Treatment of autoimmune skin conditions requires treatment to markedly reduce the abnormal immune response; steroids, azathioprine and other drugs are used as immunosuppressive agents.

Physical and environmental skin diseases

Hot Spots

A Hot Spot, is an acutely inflamed and infected area of skin irritation created and made worse by a dog licking and biting at itself. A hot spot can manifest and spread rapidly in a matter of hours as secondary staph infection causes the top layers of the skin to break down and as pus becomes trapped in the hair. Hot spots can be treated with corticosteroid medications and oral as well as topical antibiotic application, as well as clipping hair from around the lesion. Underlying inciting causes include flea allergy dermatitis, ear disease or other allergic skin diseases. Dogs with thick undercoat are most subject to getting hot spots.

Related to Hot Spots are Lick granulomas, a raised, usually ulcerated area on a dog’s wrist or ankle area caused by the dog’s own incessant compulsive licking.

Infectious skin diseases

Infectious skin diseases of dogs include contagious and non-contagious infections or infestations. Contagious infections include parasitic, bacterial, fungal and viral skin diseases.

Canine scabies, mange, mites and lice all fall within this category, along with flea and tick infestations.

Ringworm is a fungal skin infection and is more common in puppies than in adult dogs.

Non-contagious skin infections can result when normal bacterial or fungal skin flora is allowed to proliferate and cause skin disease.

Flea allergy dermatitis
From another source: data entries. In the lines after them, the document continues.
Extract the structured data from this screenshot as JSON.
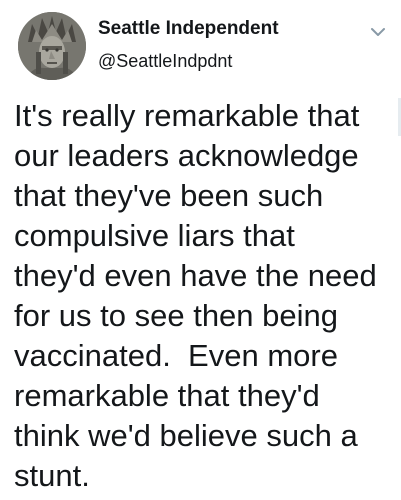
{
  "user": {
    "display_name": "Seattle Independent",
    "handle": "@SeattleIndpdnt",
    "avatar_icon": "statue-portrait-avatar"
  },
  "menu": {
    "icon": "chevron-down-icon"
  },
  "tweet": {
    "lines": [
      "It's really remarkable that",
      "our leaders acknowledge",
      "that they've been such",
      "compulsive liars that",
      "they'd even have the need",
      "for us to see then being",
      "vaccinated.  Even more",
      "remarkable that they'd",
      "think we'd believe such a",
      "stunt."
    ]
  },
  "colors": {
    "text": "#14171a",
    "caret": "#8899a6",
    "avatar_bg": "#6b6b66"
  }
}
Flea allergy dermatitis is an eczematous itchy skin disease of dogs and is the most common cause of skin disease. Affected dogs develop allergic reactions to chemicals in flea saliva. Symptoms of this reaction include redness, bumps, pustules, scabs and if severe, hair loss will occur in the affected area. Dogs with flea allergy dermatitis often show hair loss and eczematous skin rash on the lower back, upper tail, neck and down the back of the legs.

Hereditary and developmental skin diseases

Some diseases are inherent abnormalities of skin structure or function.

Cutaneous manifestations of internal diseases

Some systemic diseases can become symptomatic as a skin disorder. These include many hormonal abnormalities, such as hypothyroidism, Cushing’s Syndrome and tumours of the ovaries or testicles.

What to do?

If your dog is experiencing an extended bout of itchiness and scratching to the point of damaging his skin, take him to the vet for a proper diagnosis.

With a little bit of detective work, itchiness can be successfully managed. You will then have a much healthier, happier, and relaxed companion.